The Best Wine and Comfort Food Pairings You Can Find
There's no shame in having a glass of red alongside the soul-soothing warmth of meatloaf
Easy, peasy, mac and cheesey?
After an exhausting day we tend to rely on two things to console our weary souls: comfort food and a glass of wine. So why don’t we ever combine those remedies into one magical experience? We often discuss wine in terms of notes and complex flavors, while comfort food evokes a sense of well-being through scent and taste as well. Luckily, the county has plenty of yummy, nostalgia-inducing home-style favorites, so if you’ve been looking to maximize your soul-soothing try a few of these comfort food and wine pairing recommendations from James Zecca of Varmax Liquor Pantry.
Grilled Cheese or Mac and Cheese
As a rule of thumb, Zecca recommends always going with a wine you really enjoy. Basically you shouldn't go out of your way to try a superfluous pairing when it could ruin the point of eating comfort in the first place.
However, if you’re looking to pair a wine with a cheesy dish, like mac and cheese, Zecca says to look for a white that will “cut through the fat.” Something high in acidity to cleanse your palate, leaving you refreshed and ready for the next bite of cheesy goodness. “I’d go with a dry Pinot Gris,” says Zecca.
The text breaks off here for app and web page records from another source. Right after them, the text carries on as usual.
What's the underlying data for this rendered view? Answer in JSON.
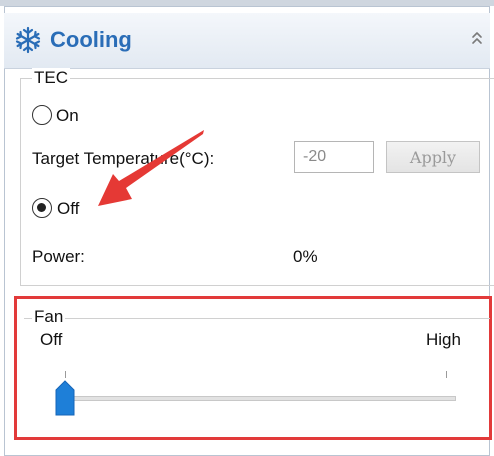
{
  "panel": {
    "title": "Cooling",
    "icon": "snowflake-icon",
    "accent_color": "#2a6db7"
  },
  "tec": {
    "group_label": "TEC",
    "on_label": "On",
    "on_checked": false,
    "target_temp_label": "Target Temperature(°C):",
    "target_temp_value": "-20",
    "apply_label": "Apply",
    "apply_enabled": false,
    "off_label": "Off",
    "off_checked": true,
    "power_label": "Power:",
    "power_value": "0%"
  },
  "fan": {
    "group_label": "Fan",
    "min_label": "Off",
    "max_label": "High",
    "slider_value": 0,
    "highlight_color": "#e23a3a"
  },
  "annotation": {
    "arrow_color": "#e53935"
  }
}
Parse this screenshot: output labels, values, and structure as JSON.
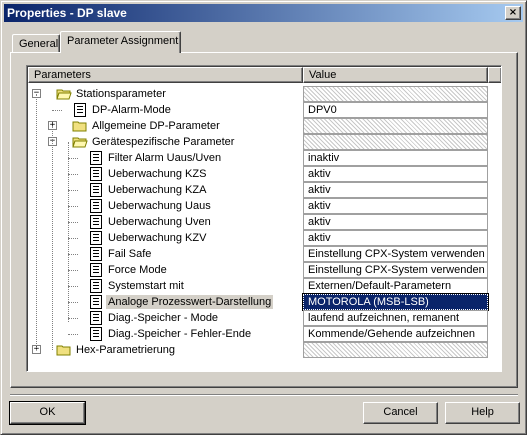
{
  "window": {
    "title": "Properties - DP slave",
    "close_glyph": "×"
  },
  "tabs": [
    {
      "label": "General",
      "active": false
    },
    {
      "label": "Parameter Assignment",
      "active": true
    }
  ],
  "grid": {
    "columns": [
      "Parameters",
      "Value"
    ],
    "rows": [
      {
        "label": "Stationsparameter",
        "value": "",
        "depth": 0,
        "icon": "folder-open-icon",
        "expander": "−",
        "selected": false
      },
      {
        "label": "DP-Alarm-Mode",
        "value": "DPV0",
        "depth": 1,
        "icon": "parameter-icon",
        "expander": "",
        "selected": false
      },
      {
        "label": "Allgemeine DP-Parameter",
        "value": "",
        "depth": 1,
        "icon": "folder-icon",
        "expander": "+",
        "selected": false
      },
      {
        "label": "Gerätespezifische Parameter",
        "value": "",
        "depth": 1,
        "icon": "folder-open-icon",
        "expander": "−",
        "selected": false
      },
      {
        "label": "Filter Alarm Uaus/Uven",
        "value": "inaktiv",
        "depth": 2,
        "icon": "parameter-icon",
        "expander": "",
        "selected": false
      },
      {
        "label": "Ueberwachung KZS",
        "value": "aktiv",
        "depth": 2,
        "icon": "parameter-icon",
        "expander": "",
        "selected": false
      },
      {
        "label": "Ueberwachung KZA",
        "value": "aktiv",
        "depth": 2,
        "icon": "parameter-icon",
        "expander": "",
        "selected": false
      },
      {
        "label": "Ueberwachung Uaus",
        "value": "aktiv",
        "depth": 2,
        "icon": "parameter-icon",
        "expander": "",
        "selected": false
      },
      {
        "label": "Ueberwachung Uven",
        "value": "aktiv",
        "depth": 2,
        "icon": "parameter-icon",
        "expander": "",
        "selected": false
      },
      {
        "label": "Ueberwachung KZV",
        "value": "aktiv",
        "depth": 2,
        "icon": "parameter-icon",
        "expander": "",
        "selected": false
      },
      {
        "label": "Fail Safe",
        "value": "Einstellung CPX-System verwenden",
        "depth": 2,
        "icon": "parameter-icon",
        "expander": "",
        "selected": false
      },
      {
        "label": "Force Mode",
        "value": "Einstellung CPX-System verwenden",
        "depth": 2,
        "icon": "parameter-icon",
        "expander": "",
        "selected": false
      },
      {
        "label": "Systemstart mit",
        "value": "Externen/Default-Parametern",
        "depth": 2,
        "icon": "parameter-icon",
        "expander": "",
        "selected": false
      },
      {
        "label": "Analoge Prozesswert-Darstellung",
        "value": "MOTOROLA (MSB-LSB)",
        "depth": 2,
        "icon": "parameter-icon",
        "expander": "",
        "selected": true
      },
      {
        "label": "Diag.-Speicher - Mode",
        "value": "laufend aufzeichnen, remanent",
        "depth": 2,
        "icon": "parameter-icon",
        "expander": "",
        "selected": false
      },
      {
        "label": "Diag.-Speicher - Fehler-Ende",
        "value": "Kommende/Gehende aufzeichnen",
        "depth": 2,
        "icon": "parameter-icon",
        "expander": "",
        "selected": false
      },
      {
        "label": "Hex-Parametrierung",
        "value": "",
        "depth": 0,
        "icon": "folder-icon",
        "expander": "+",
        "selected": false
      }
    ]
  },
  "buttons": {
    "ok": "OK",
    "cancel": "Cancel",
    "help": "Help"
  }
}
The crisp, deep-fried breading of foods like fried chicken or crab cakes is possibly one of the most satisfying comfort foods around, but they can also be pretty greasy. Zecca recommends going for something oaky to cut through the grease, like a Pinot Noir. If you’re looking for a white, try to find a buttery Napa Chardonnay.
It’s almost as if everyone’s mother has a unique way of constructing this, well, sauce-or-gravy-drizzled loaf of meat. But it always finds away into your heart, so Zecca recommends pairing meatloaf with a big and juicy red. In particular, give a California Zinfandel a try.
We recommend trying the meatloaf at The Cabin Restaurant in White Plains
Soup is often the go-to comfort food on a rainy day. And ramen, loaded with noodles and other tasty bites, leaves you filled and satisfied like no other. However, because he loves ramen so much, Zecca stayed away from recommending a wine to pair with it. He felt it important to give this piece of advice: “Keep pairings within a style.” That’s why he recommended instead trying sake along with your bowl of ramen, particularly an aged, high-quality daiginjo. At New Rochelle’s Roc-N-Ramen, Zecca tried a jerk chicken ramen, which he recommends pairing with a medium sweet sake.
Having juicy chopped meat like the meatloaf, Zecca recommends going for a red. With a shepard’s pie, he advises trying a Côtes du Rhône, which is typically very food friendly, even for beginners.
Interested in all things Wine & Food? Learn more about Westchester Magazine's Wine & Food Festival, June 8-10, 2017.